A strange sequence of sounds: whirring noises, then fizzing, and finally the pattering of water as it falls on children anxiously waiting to cool off in the radiant sun. Shrieks and screams ring out as billowing plumes fall from the sky, bent by the wind.
I visit St. Joseph often. My in-laws live and work there, and we love to visit the beaches and wineries. My wife and I got married there just a month and a half ago, and we can't think of a better place we could have held our wedding. The lake, the beach, the town - they all carry significant memories and meaning for us.
On this particular day, we had decided to visit the pier. The placid blue of the lake and sky were dotted with the fluorescent pinks and lime greens of neon-colored swimwear screeching for attention. As we walked past the fountain, the huge jets came on, and I recognized an opportunity. With a fleeting, partially-exasperated look from my wife, I left her with my film camera and ran into the spray with my Fuji.
The weeks since our wedding have been filled with wedding photography. It's been really great work, and I love having Marsie shoot with me as my new assistant, but from time to time it's good to shoot something different. Though we've been to St. Joseph a lot, I always overlooked the fountain.
Photographing something you're familiar with is oddly satisfying. I know the fountain: I've walked around it, looked at it from the bluffs, watched it from Silver Beach Pizza. But the people in the fountain on this day grabbed me. Relaxed from a long weekend, carefree from the sun and water: fountains bring something innocent out in people.
I didn't plan on it, but I'm glad I got a little wet. It's like the fountain left its mark on me: "It's not the same if you don't get wet.

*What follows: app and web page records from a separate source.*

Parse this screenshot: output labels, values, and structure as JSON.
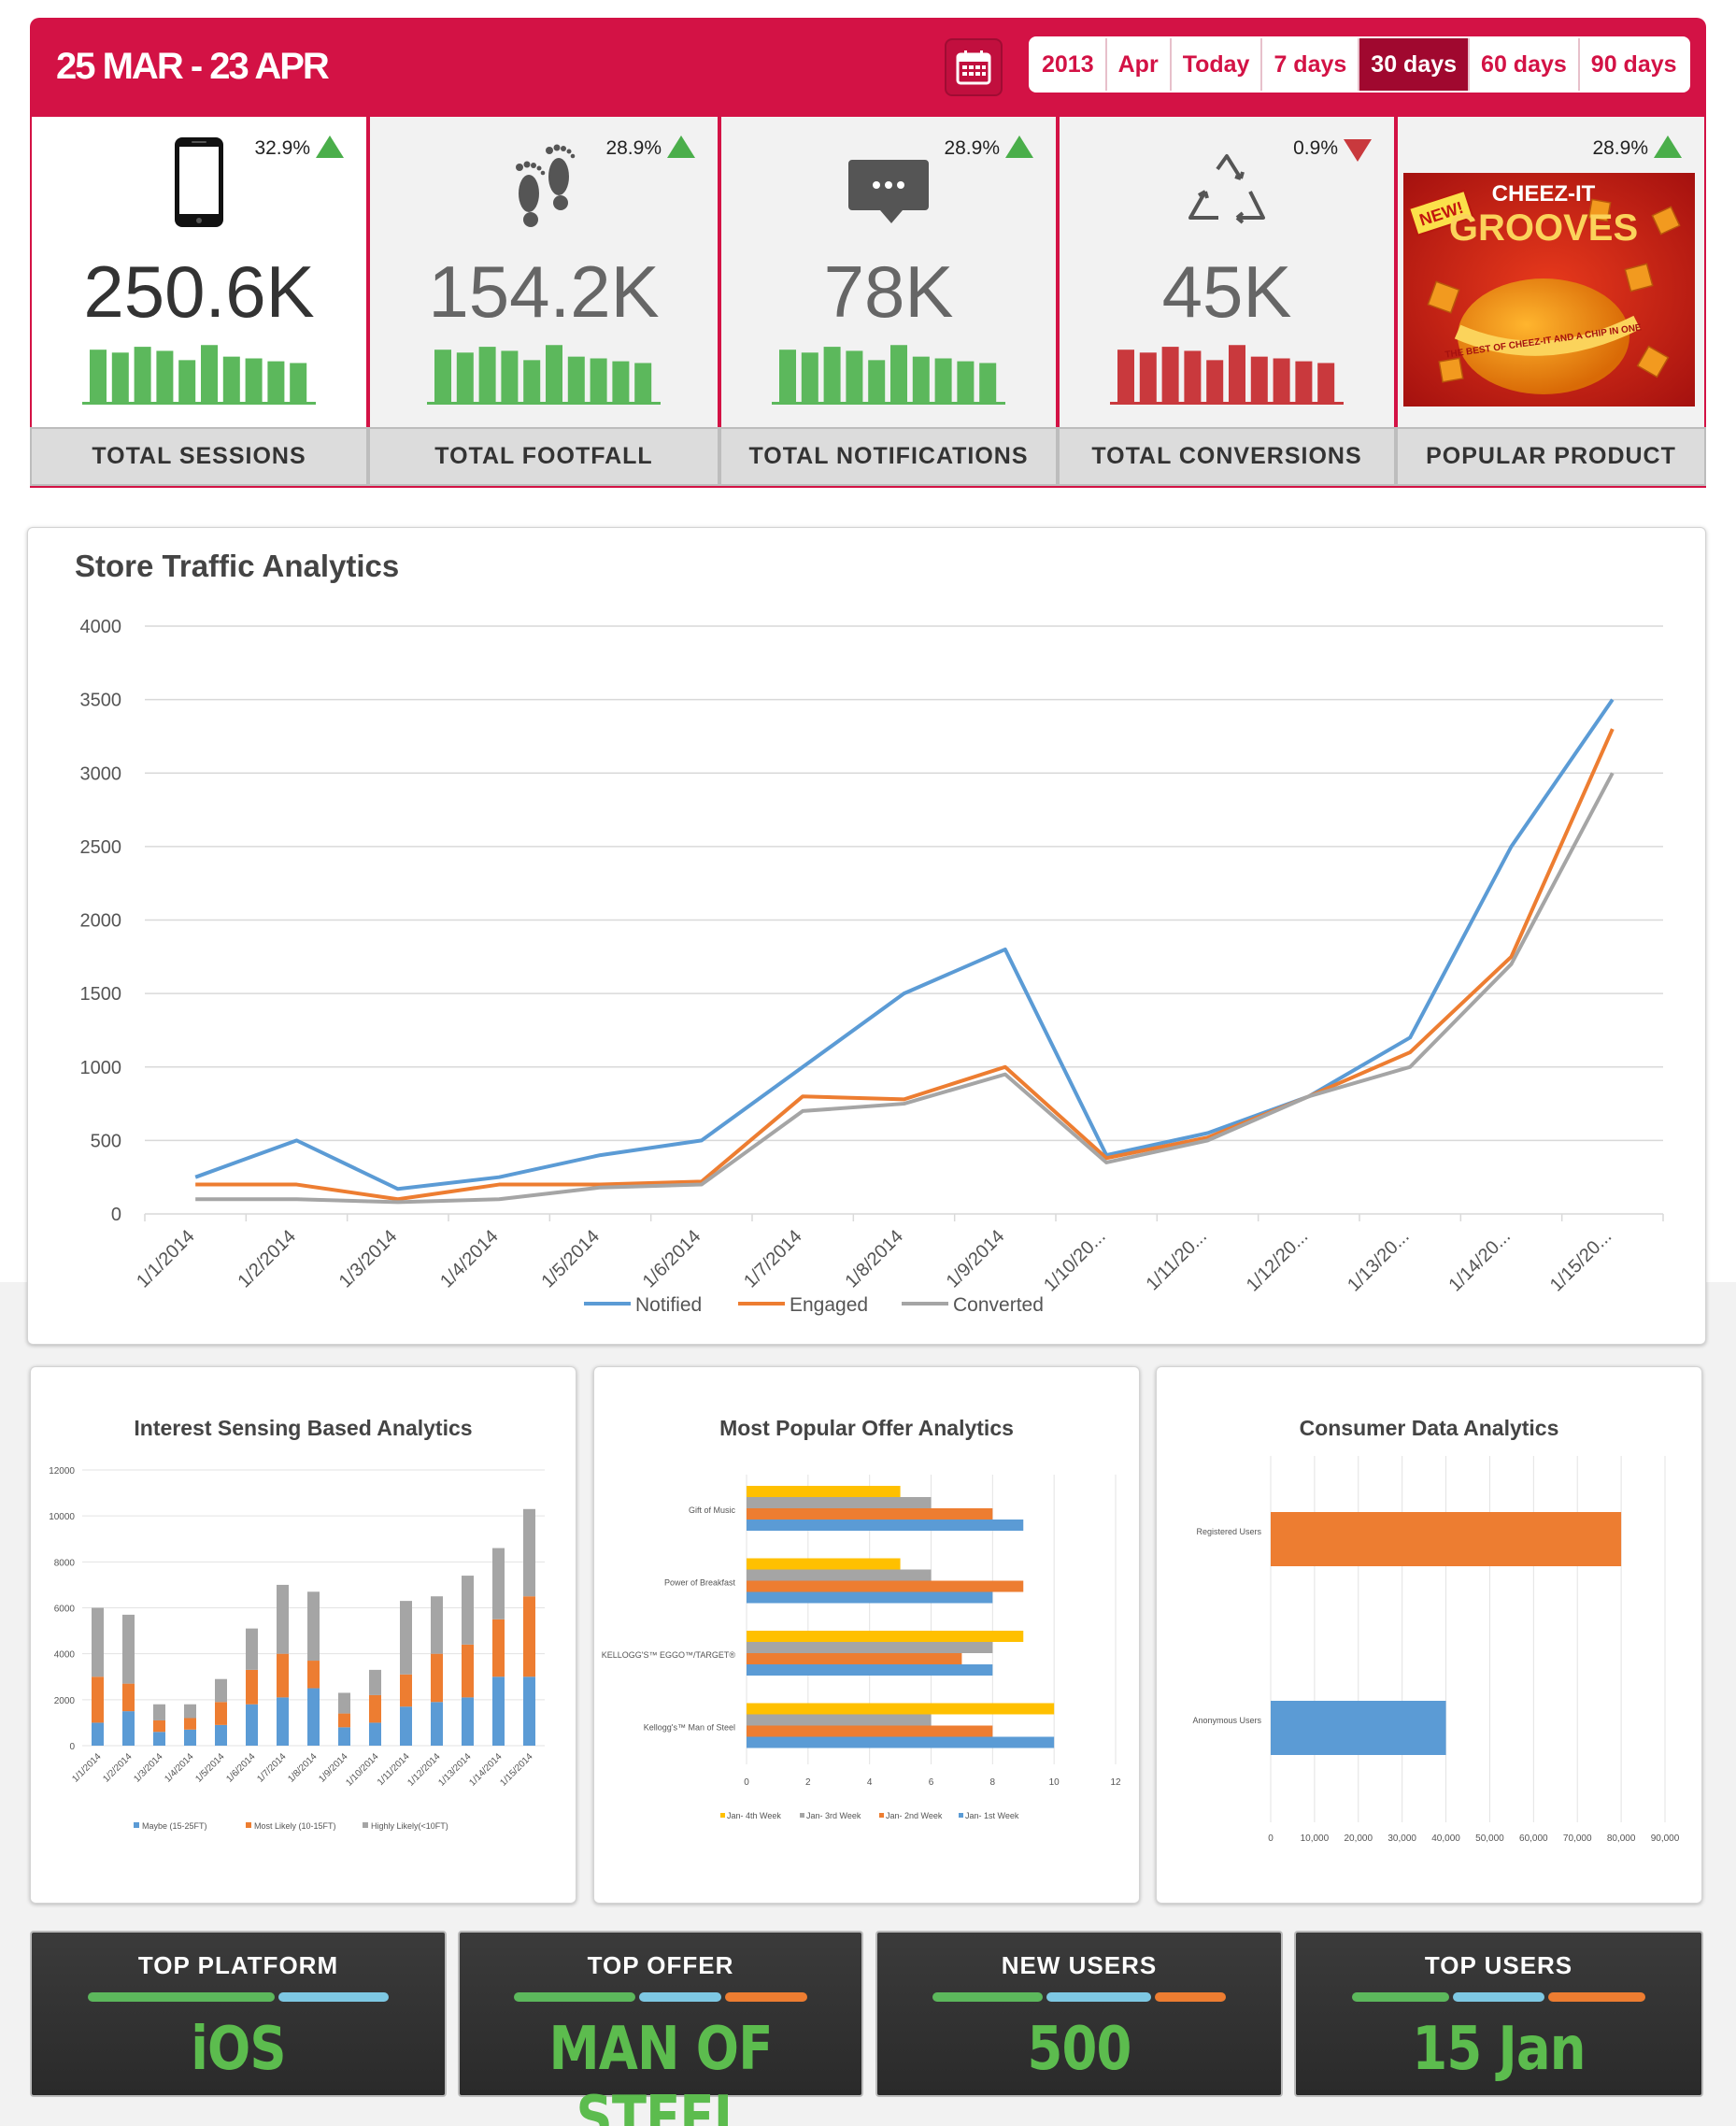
{
  "header": {
    "date_range": "25 MAR - 23 APR",
    "calendar_icon": "calendar-icon",
    "tabs": [
      {
        "label": "2013",
        "active": false
      },
      {
        "label": "Apr",
        "active": false
      },
      {
        "label": "Today",
        "active": false
      },
      {
        "label": "7 days",
        "active": false
      },
      {
        "label": "30 days",
        "active": true
      },
      {
        "label": "60 days",
        "active": false
      },
      {
        "label": "90 days",
        "active": false
      }
    ],
    "accent_color": "#d31245"
  },
  "kpis": [
    {
      "label": "TOTAL SESSIONS",
      "value": "250.6K",
      "change": "32.9%",
      "trend": "up",
      "icon": "smartphone-icon",
      "spark": [
        0.9,
        0.85,
        0.95,
        0.88,
        0.72,
        0.98,
        0.78,
        0.75,
        0.7,
        0.67
      ]
    },
    {
      "label": "TOTAL FOOTFALL",
      "value": "154.2K",
      "change": "28.9%",
      "trend": "up",
      "icon": "footprints-icon",
      "spark": [
        0.9,
        0.85,
        0.95,
        0.88,
        0.72,
        0.98,
        0.78,
        0.75,
        0.7,
        0.67
      ]
    },
    {
      "label": "TOTAL NOTIFICATIONS",
      "value": "78K",
      "change": "28.9%",
      "trend": "up",
      "icon": "chat-bubble-icon",
      "spark": [
        0.9,
        0.85,
        0.95,
        0.88,
        0.72,
        0.98,
        0.78,
        0.75,
        0.7,
        0.67
      ]
    },
    {
      "label": "TOTAL CONVERSIONS",
      "value": "45K",
      "change": "0.9%",
      "trend": "down",
      "icon": "recycle-icon",
      "spark": [
        0.9,
        0.85,
        0.95,
        0.88,
        0.72,
        0.98,
        0.78,
        0.75,
        0.7,
        0.67
      ]
    },
    {
      "label": "POPULAR PRODUCT",
      "value": "",
      "change": "28.9%",
      "trend": "up",
      "icon": "product-image",
      "product_text": [
        "NEW!",
        "CHEEZ-IT",
        "GROOVES",
        "THE BEST OF CHEEZ-IT AND A CHIP IN ONE"
      ]
    }
  ],
  "colors": {
    "up": "#4aae4a",
    "down": "#c9393d",
    "bar_green": "#5cb85c",
    "bar_red": "#c9393d"
  },
  "traffic": {
    "title": "Store Traffic Analytics",
    "chart_data": {
      "type": "line",
      "x": [
        "1/1/2014",
        "1/2/2014",
        "1/3/2014",
        "1/4/2014",
        "1/5/2014",
        "1/6/2014",
        "1/7/2014",
        "1/8/2014",
        "1/9/2014",
        "1/10/20...",
        "1/11/20...",
        "1/12/20...",
        "1/13/20...",
        "1/14/20...",
        "1/15/20..."
      ],
      "series": [
        {
          "name": "Notified",
          "color": "#5b9bd5",
          "values": [
            250,
            500,
            170,
            250,
            400,
            500,
            1000,
            1500,
            1800,
            400,
            550,
            800,
            1200,
            2500,
            3500
          ]
        },
        {
          "name": "Engaged",
          "color": "#ed7d31",
          "values": [
            200,
            200,
            100,
            200,
            200,
            220,
            800,
            780,
            1000,
            380,
            520,
            800,
            1100,
            1750,
            3300
          ]
        },
        {
          "name": "Converted",
          "color": "#a5a5a5",
          "values": [
            100,
            100,
            80,
            100,
            180,
            200,
            700,
            750,
            950,
            350,
            500,
            800,
            1000,
            1700,
            3000
          ]
        }
      ],
      "yticks": [
        "0",
        "500",
        "1000",
        "1500",
        "2000",
        "2500",
        "3000",
        "3500",
        "4000"
      ],
      "ylim": [
        0,
        4000
      ],
      "legend": "bottom",
      "grid": true
    }
  },
  "interest": {
    "title": "Interest Sensing Based Analytics",
    "chart_data": {
      "type": "bar",
      "stacked": true,
      "categories": [
        "1/1/2014",
        "1/2/2014",
        "1/3/2014",
        "1/4/2014",
        "1/5/2014",
        "1/6/2014",
        "1/7/2014",
        "1/8/2014",
        "1/9/2014",
        "1/10/2014",
        "1/11/2014",
        "1/12/2014",
        "1/13/2014",
        "1/14/2014",
        "1/15/2014"
      ],
      "series": [
        {
          "name": "Maybe (15-25FT)",
          "color": "#5b9bd5",
          "values": [
            1000,
            1500,
            600,
            700,
            900,
            1800,
            2100,
            2500,
            800,
            1000,
            1700,
            1900,
            2100,
            3000,
            3000
          ]
        },
        {
          "name": "Most Likely (10-15FT)",
          "color": "#ed7d31",
          "values": [
            2000,
            1200,
            500,
            500,
            1000,
            1500,
            1900,
            1200,
            600,
            1200,
            1400,
            2100,
            2300,
            2500,
            3500
          ]
        },
        {
          "name": "Highly Likely(<10FT)",
          "color": "#a5a5a5",
          "values": [
            3000,
            3000,
            700,
            600,
            1000,
            1800,
            3000,
            3000,
            900,
            1100,
            3200,
            2500,
            3000,
            3100,
            3800
          ]
        }
      ],
      "yticks": [
        "0",
        "2000",
        "4000",
        "6000",
        "8000",
        "10000",
        "12000"
      ],
      "ylim": [
        0,
        12000
      ],
      "legend": "bottom"
    }
  },
  "offer": {
    "title": "Most Popular Offer Analytics",
    "chart_data": {
      "type": "bar",
      "orientation": "horizontal",
      "categories": [
        "Gift of Music",
        "Power of Breakfast",
        "KELLOGG'S™ EGGO™/TARGET®",
        "Kellogg's™ Man of Steel"
      ],
      "series": [
        {
          "name": "Jan- 4th Week",
          "color": "#ffc000",
          "values": [
            5,
            5,
            9,
            10
          ]
        },
        {
          "name": "Jan- 3rd Week",
          "color": "#a5a5a5",
          "values": [
            6,
            6,
            8,
            6
          ]
        },
        {
          "name": "Jan- 2nd Week",
          "color": "#ed7d31",
          "values": [
            8,
            9,
            7,
            8
          ]
        },
        {
          "name": "Jan- 1st Week",
          "color": "#5b9bd5",
          "values": [
            9,
            8,
            8,
            10
          ]
        }
      ],
      "xticks": [
        "0",
        "2",
        "4",
        "6",
        "8",
        "10",
        "12"
      ],
      "xlim": [
        0,
        12
      ],
      "legend": "bottom"
    }
  },
  "consumer": {
    "title": "Consumer Data Analytics",
    "chart_data": {
      "type": "bar",
      "orientation": "horizontal",
      "categories": [
        "Registered Users",
        "Anonymous Users"
      ],
      "values": [
        80000,
        40000
      ],
      "colors": [
        "#ed7d31",
        "#5b9bd5"
      ],
      "xticks": [
        "0",
        "10,000",
        "20,000",
        "30,000",
        "40,000",
        "50,000",
        "60,000",
        "70,000",
        "80,000",
        "90,000"
      ],
      "xlim": [
        0,
        90000
      ]
    }
  },
  "bottom_tiles": [
    {
      "title": "TOP PLATFORM",
      "value": "iOS"
    },
    {
      "title": "TOP OFFER",
      "value": "MAN OF STEEL"
    },
    {
      "title": "NEW USERS",
      "value": "500"
    },
    {
      "title": "TOP USERS",
      "value": "15 Jan"
    }
  ]
}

Here you go! Now stop worrying and have fun." That little splash was the one perfect, needed ingredient. I left feeling cleansed of my concerns, rested, and joyful.